In many developing countries, large cities are struggling to cope with the increase in private transport. Jhanja Tripathy from India has been committed to sustainable urban transport policy in her country for many years.
About Ms Tripathy
Jhanja Tripathy from India works in a leading position in the Ministry of Housing and Urban Affairs and is committed to sustainable transport policy in her country.
The roads of Delhi are ruled by chaos. The road belongs to anyone: cars and mopeds honk in harmony as people weave carts through the traffic, surrounded by rickshaws and pedestrians looking for a gap to cross. Jhanja Tripathy is aware of the traffic chaos in this Indian metropolis as she makes her way to the Ministry for Housing and Urban Affairs. She has been in charge of budgets and financing here for the past four years. “In a country like India with a growing population and lots of people moving to the cities, space on the roads has to be divided between a range of different road users,” she says, describing the situation. As in many other developing countries, large cities in India are fighting a rise in individual transport.
The reason behind this is actually a positive one: economic progress and rising prosperity. The growing middle classes are queuing up at car dealerships and the number of cars is rising all the time – bringing with it all the negative consequences we are already familiar with: toxic emissions, air pollution, fuel consumption, high accident rates, constant traffic jams and long waits for commuters, particularly during rush hour. “Of course, we have to convince people to do without their cars more o"en,” says Jhanja Tripathy, “but to do this, we need intelligent traffic management.”
The individual transport systems have to be so well coordinated that people can get quickly from A to B without a car and without any long waits. This calls for integrated solutions and the increased use of IT technology.
This is why she has been working hard to promote the expansion of public transport systems for a long time. As well as working for the Ministry, she is a member of the supervisory board for five rail-based local transport companies in India. In this role, she works hard to keep pushing forward projects to expand the railway network and public transport.

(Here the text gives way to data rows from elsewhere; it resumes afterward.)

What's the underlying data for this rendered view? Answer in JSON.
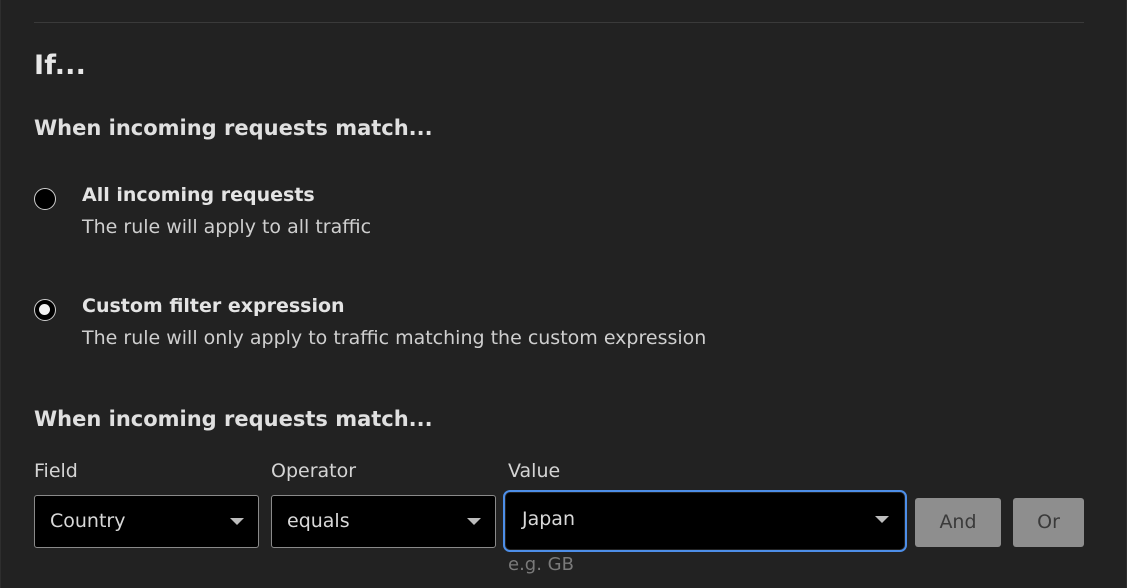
{
  "section": {
    "title": "If...",
    "match_heading": "When incoming requests match...",
    "builder_heading": "When incoming requests match..."
  },
  "options": [
    {
      "title": "All incoming requests",
      "description": "The rule will apply to all traffic",
      "selected": false
    },
    {
      "title": "Custom filter expression",
      "description": "The rule will only apply to traffic matching the custom expression",
      "selected": true
    }
  ],
  "expression": {
    "field_label": "Field",
    "field_value": "Country",
    "operator_label": "Operator",
    "operator_value": "equals",
    "value_label": "Value",
    "value_value": "Japan",
    "value_hint": "e.g. GB",
    "and_label": "And",
    "or_label": "Or"
  },
  "colors": {
    "background": "#222222",
    "focus_ring": "#4d8ee8",
    "button_disabled": "#8e8e8e"
  }
}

This article appeared in FC – The Financial Cooperation magazine with the title ”Cities in flux“.See the issue
For poor people especially, buses and trains remain the only form of transport, simply because they can’t afford a car and often have to travel a long way to work. And for more prosperous Indians, “use of the railway has to be so attractive that they will gladly do without their vehicle as often as possible,” explains Jhanja Tripathy.
Published on KfW Stories: Thursday, 6 December 2018
The described project contributes to the following United Nationsʼ Sustainable Development Goals
Goal 9: Build resilient infrastructure, promote sustainable industrialization and foster innovation
Non-existent or dilapidated infrastructure hinders economic efficiency and thus engenders poverty. When building infrastructure, the focus should be on sustainability, for example, by promoting environmentally-friendly means of transport. Factories and industrial facilities should also ensure that production is in line with ecological aspects to avoid unnecessary environmental pollution.
All United Nations member states adopted the 2030 Agenda in 2015. At its heart is a list of 17 goals for sustainable development, known as the Sustainable Development Goals (SDGs). Our world should become a place where people are able to live in peace with each other in ways that are ecologically compatible, socially just, and economically effective.